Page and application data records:
········

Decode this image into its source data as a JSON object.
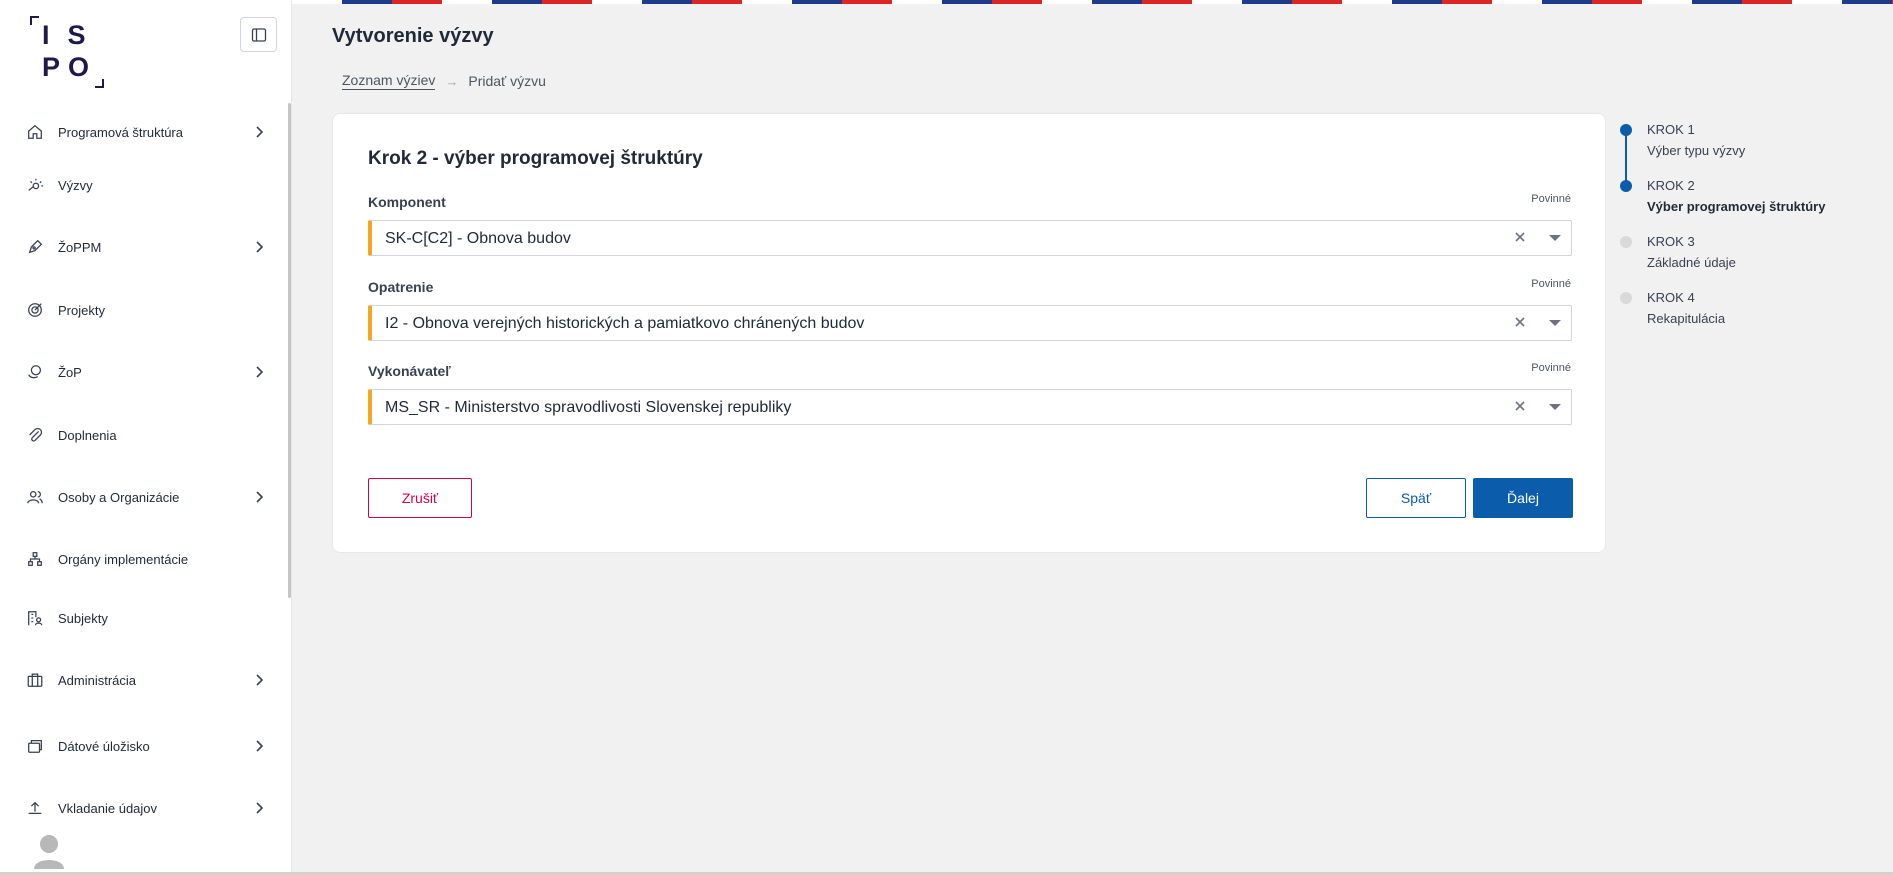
{
  "logo": {
    "line1": "IS",
    "line2": "PO"
  },
  "sidebar": {
    "items": [
      {
        "label": "Programová štruktúra",
        "icon": "home-icon",
        "has_children": true
      },
      {
        "label": "Výzvy",
        "icon": "announcement-icon",
        "has_children": false
      },
      {
        "label": "ŽoPPM",
        "icon": "pen-icon",
        "has_children": true
      },
      {
        "label": "Projekty",
        "icon": "target-icon",
        "has_children": false
      },
      {
        "label": "ŽoP",
        "icon": "coin-icon",
        "has_children": true
      },
      {
        "label": "Doplnenia",
        "icon": "paperclip-icon",
        "has_children": false
      },
      {
        "label": "Osoby a Organizácie",
        "icon": "users-icon",
        "has_children": true
      },
      {
        "label": "Orgány implementácie",
        "icon": "hierarchy-icon",
        "has_children": false
      },
      {
        "label": "Subjekty",
        "icon": "building-user-icon",
        "has_children": false
      },
      {
        "label": "Administrácia",
        "icon": "briefcase-icon",
        "has_children": true
      },
      {
        "label": "Dátové úložisko",
        "icon": "database-icon",
        "has_children": true
      },
      {
        "label": "Vkladanie údajov",
        "icon": "upload-icon",
        "has_children": true
      }
    ]
  },
  "header": {
    "title": "Vytvorenie výzvy",
    "breadcrumb": {
      "link": "Zoznam výziev",
      "separator": "→",
      "current": "Pridať výzvu"
    }
  },
  "form": {
    "title": "Krok 2 - výber programovej štruktúry",
    "fields": [
      {
        "label": "Komponent",
        "required": "Povinné",
        "value": "SK-C[C2] - Obnova budov"
      },
      {
        "label": "Opatrenie",
        "required": "Povinné",
        "value": "I2 - Obnova verejných historických a pamiatkovo chránených budov"
      },
      {
        "label": "Vykonávateľ",
        "required": "Povinné",
        "value": "MS_SR - Ministerstvo spravodlivosti Slovenskej republiky"
      }
    ],
    "cancel_label": "Zrušiť",
    "back_label": "Späť",
    "next_label": "Ďalej"
  },
  "stepper": {
    "steps": [
      {
        "num": "KROK 1",
        "name": "Výber typu výzvy",
        "state": "done"
      },
      {
        "num": "KROK 2",
        "name": "Výber programovej štruktúry",
        "state": "current"
      },
      {
        "num": "KROK 3",
        "name": "Základné údaje",
        "state": "todo"
      },
      {
        "num": "KROK 4",
        "name": "Rekapitulácia",
        "state": "todo"
      }
    ]
  },
  "colors": {
    "primary": "#0b5cab",
    "danger": "#d4004e",
    "required_marker": "#f5a623",
    "flag_blue": "#1e3a8a",
    "flag_red": "#dc2626"
  }
}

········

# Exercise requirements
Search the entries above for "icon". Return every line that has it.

# Exercise response
        "icon": "home-icon",
        "icon": "announcement-icon",
        "icon": "pen-icon",
        "icon": "target-icon",
        "icon": "coin-icon",
        "icon": "paperclip-icon",
        "icon": "users-icon",
        "icon": "hierarchy-icon",
        "icon": "building-user-icon",
        "icon": "briefcase-icon",
        "icon": "database-icon",
        "icon": "upload-icon",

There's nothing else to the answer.